10:15... Time for Reading. the teacher explains to the students that she's set up three stations, and they will rotate through the stations. The first one Billy is assigned to involves copying down words that an aide writes on a white board. I tell the aide that Billy doesn't write, that his IEP goals don't involve physically writing (he's supposed to be working on typing, except we don't have a computer or keyboard of any sort) and that his regular school has sent over work station tasks for him. The aide tells me I need to do hand-over-hand with Billy. I try it. Billy screams and throws the pencil. I take him to another area of the room, give him one of his work station activities, and let him play with the phone after he finishes it. 
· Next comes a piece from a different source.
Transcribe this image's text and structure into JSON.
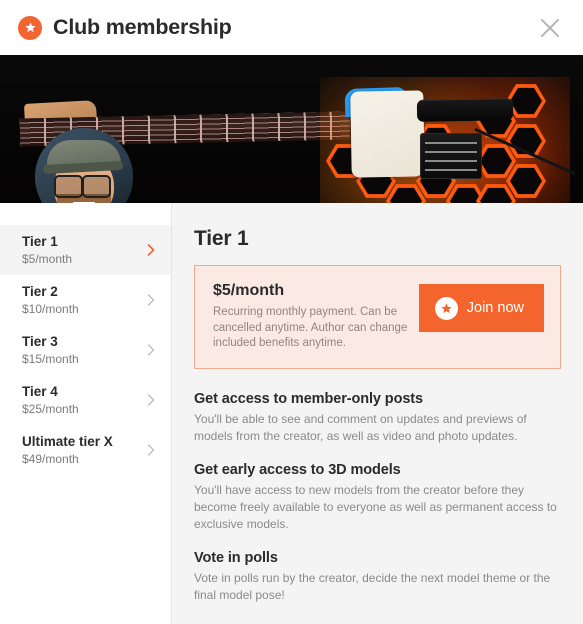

10:30... The next reading center involves decorating a paper T-shirt with stickers and Do-A-Dot markers. Billy takes the Do-A-Dot markers and starts enthusiastically decorating his T-shirt. I am glad that he's actually participating... until he calls the Pink marker "Drink" and puts it to his mouth! 

10:45... The final center involves sitting at a table and looking at a miniature book about the Olympics. Billy turns over his book and screams. I restrain him on my lap and try to make him pretend to read the Olympics book. The teacher makes us read it twice. 

11:00... The kids have some free time. Billy is given a small white board and dry erase marker. He draws on it, and then starts drawing on the large classroom white board instead. The teacher tells Billy not to do that. He screams and tries to run out of the room. 

11:15... Time to get ready to go home! I get Billy's harness and backpack on. Billy amuses himself by putting the cell phone in random places and then asking me to get it for him.

11:20... The principal or someone comes over the intercom and says that, because there's a thunderstorm outside, we are on lockdown in our classrooms until further notice. The busses are idling outside but we cannot put children on them. The children are going crazy. One boy cries because the mysterious voice coming from the ceiling has freaked him out. The teacher games with the other children on the carpet, but Billy does not understand, and continues to walk around with the cellphone, repeating, "Time to go home? See Mommy? Go home? Bye bye school?" He has seen on the schedule that its time to go home, and he's not sure what the big hold up is. 

11:40... Still on lockdown. I am physically blocking Billy from running out the door. 

11:50... The mysterious voice tells us we can leave. I tell Billy its time to go. He cries, "No go home! No go home!" Ugh!

12:00... I buckle Billy into his bus, and tell him I'll see him on Monday.

OK, dudes, any advice? Help! Monday is only 3 days away! 

1 comment:

  1. Wow,that sounds challenging. Did the teacher get any better? Did the weighted vest appear? You can 'make' a weighted vest if you have sewing skills using fishing lures, sand in baggies, but I an lousy at sewing...I'm more the duck tape and gorilla glue teacher.
    If the teacher had her ducks in a row I would suggest some kind of token system for earning that cell phone and make sure getting it is achievable several times each day. BUT, if she still doesn't know what she is doing then you are kind of left in survival mode.
    In our district we are never allowed to restrain children in any way and all adults physically handling students must be C.P.I. trained. What does the teacher do when he is hitting and spitting at you?
    How about using an old computer keyboard for him to 'type' on? Also some kids do well wearing those 'Under Armour' clothing. (My kids wear them for sports) They tend to be tight but stretchy and kids with sensory issues sometimes like the tight feeling they provide all day long. It would be an idea for the parents to buy.
    Good Luck!



Do you have something to share with the class?